### Problem
Which lines of the entries below include "checkout"? List them all.

### Material to process
»»
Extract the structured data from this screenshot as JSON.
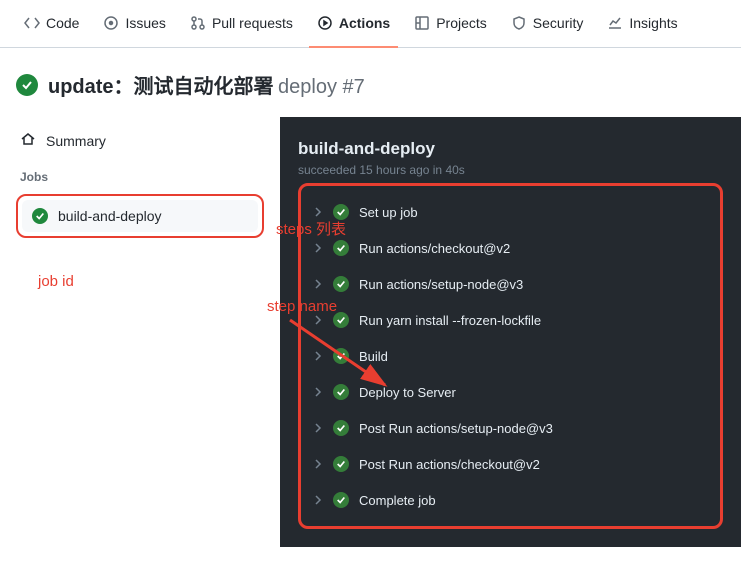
{
  "tabs": [
    {
      "label": "Code"
    },
    {
      "label": "Issues"
    },
    {
      "label": "Pull requests"
    },
    {
      "label": "Actions"
    },
    {
      "label": "Projects"
    },
    {
      "label": "Security"
    },
    {
      "label": "Insights"
    }
  ],
  "active_tab_index": 3,
  "run": {
    "title": "update：测试自动化部署",
    "branch": "deploy #7"
  },
  "sidebar": {
    "summary": "Summary",
    "jobs_label": "Jobs",
    "job_name": "build-and-deploy"
  },
  "panel": {
    "title": "build-and-deploy",
    "subtitle": "succeeded 15 hours ago in 40s",
    "steps": [
      "Set up job",
      "Run actions/checkout@v2",
      "Run actions/setup-node@v3",
      "Run yarn install --frozen-lockfile",
      "Build",
      "Deploy to Server",
      "Post Run actions/setup-node@v3",
      "Post Run actions/checkout@v2",
      "Complete job"
    ]
  },
  "annotations": {
    "steps_list": "steps 列表",
    "job_id": "job id",
    "step_name": "step name"
  }
}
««
### Answer area
      "Run actions/checkout@v2",
      "Post Run actions/checkout@v2",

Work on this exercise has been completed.